## TASK MATERIAL
*** Begin section ***

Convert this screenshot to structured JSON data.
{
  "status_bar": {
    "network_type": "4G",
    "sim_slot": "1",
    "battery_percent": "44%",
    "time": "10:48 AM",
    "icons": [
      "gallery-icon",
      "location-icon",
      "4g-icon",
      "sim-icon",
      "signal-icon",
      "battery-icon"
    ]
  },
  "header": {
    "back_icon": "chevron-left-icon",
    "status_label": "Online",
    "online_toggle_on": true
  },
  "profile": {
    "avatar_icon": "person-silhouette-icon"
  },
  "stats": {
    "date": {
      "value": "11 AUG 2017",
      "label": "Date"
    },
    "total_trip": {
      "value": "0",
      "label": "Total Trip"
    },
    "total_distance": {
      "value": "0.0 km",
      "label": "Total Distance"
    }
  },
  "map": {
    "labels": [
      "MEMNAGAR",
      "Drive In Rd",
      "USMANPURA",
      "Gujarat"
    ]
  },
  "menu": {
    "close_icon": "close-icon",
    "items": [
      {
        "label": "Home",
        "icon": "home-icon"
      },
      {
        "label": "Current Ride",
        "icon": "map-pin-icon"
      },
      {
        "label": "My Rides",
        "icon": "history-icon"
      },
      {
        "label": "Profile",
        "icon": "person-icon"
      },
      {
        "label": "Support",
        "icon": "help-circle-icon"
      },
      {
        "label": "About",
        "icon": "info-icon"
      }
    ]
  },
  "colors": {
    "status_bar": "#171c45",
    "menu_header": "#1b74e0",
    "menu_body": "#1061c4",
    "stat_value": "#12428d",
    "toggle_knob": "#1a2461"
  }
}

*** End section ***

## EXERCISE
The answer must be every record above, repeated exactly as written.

## OUTPUT
Convert this screenshot to structured JSON data.
{
  "status_bar": {
    "network_type": "4G",
    "sim_slot": "1",
    "battery_percent": "44%",
    "time": "10:48 AM",
    "icons": [
      "gallery-icon",
      "location-icon",
      "4g-icon",
      "sim-icon",
      "signal-icon",
      "battery-icon"
    ]
  },
  "header": {
    "back_icon": "chevron-left-icon",
    "status_label": "Online",
    "online_toggle_on": true
  },
  "profile": {
    "avatar_icon": "person-silhouette-icon"
  },
  "stats": {
    "date": {
      "value": "11 AUG 2017",
      "label": "Date"
    },
    "total_trip": {
      "value": "0",
      "label": "Total Trip"
    },
    "total_distance": {
      "value": "0.0 km",
      "label": "Total Distance"
    }
  },
  "map": {
    "labels": [
      "MEMNAGAR",
      "Drive In Rd",
      "USMANPURA",
      "Gujarat"
    ]
  },
  "menu": {
    "close_icon": "close-icon",
    "items": [
      {
        "label": "Home",
        "icon": "home-icon"
      },
      {
        "label": "Current Ride",
        "icon": "map-pin-icon"
      },
      {
        "label": "My Rides",
        "icon": "history-icon"
      },
      {
        "label": "Profile",
        "icon": "person-icon"
      },
      {
        "label": "Support",
        "icon": "help-circle-icon"
      },
      {
        "label": "About",
        "icon": "info-icon"
      }
    ]
  },
  "colors": {
    "status_bar": "#171c45",
    "menu_header": "#1b74e0",
    "menu_body": "#1061c4",
    "stat_value": "#12428d",
    "toggle_knob": "#1a2461"
  }
}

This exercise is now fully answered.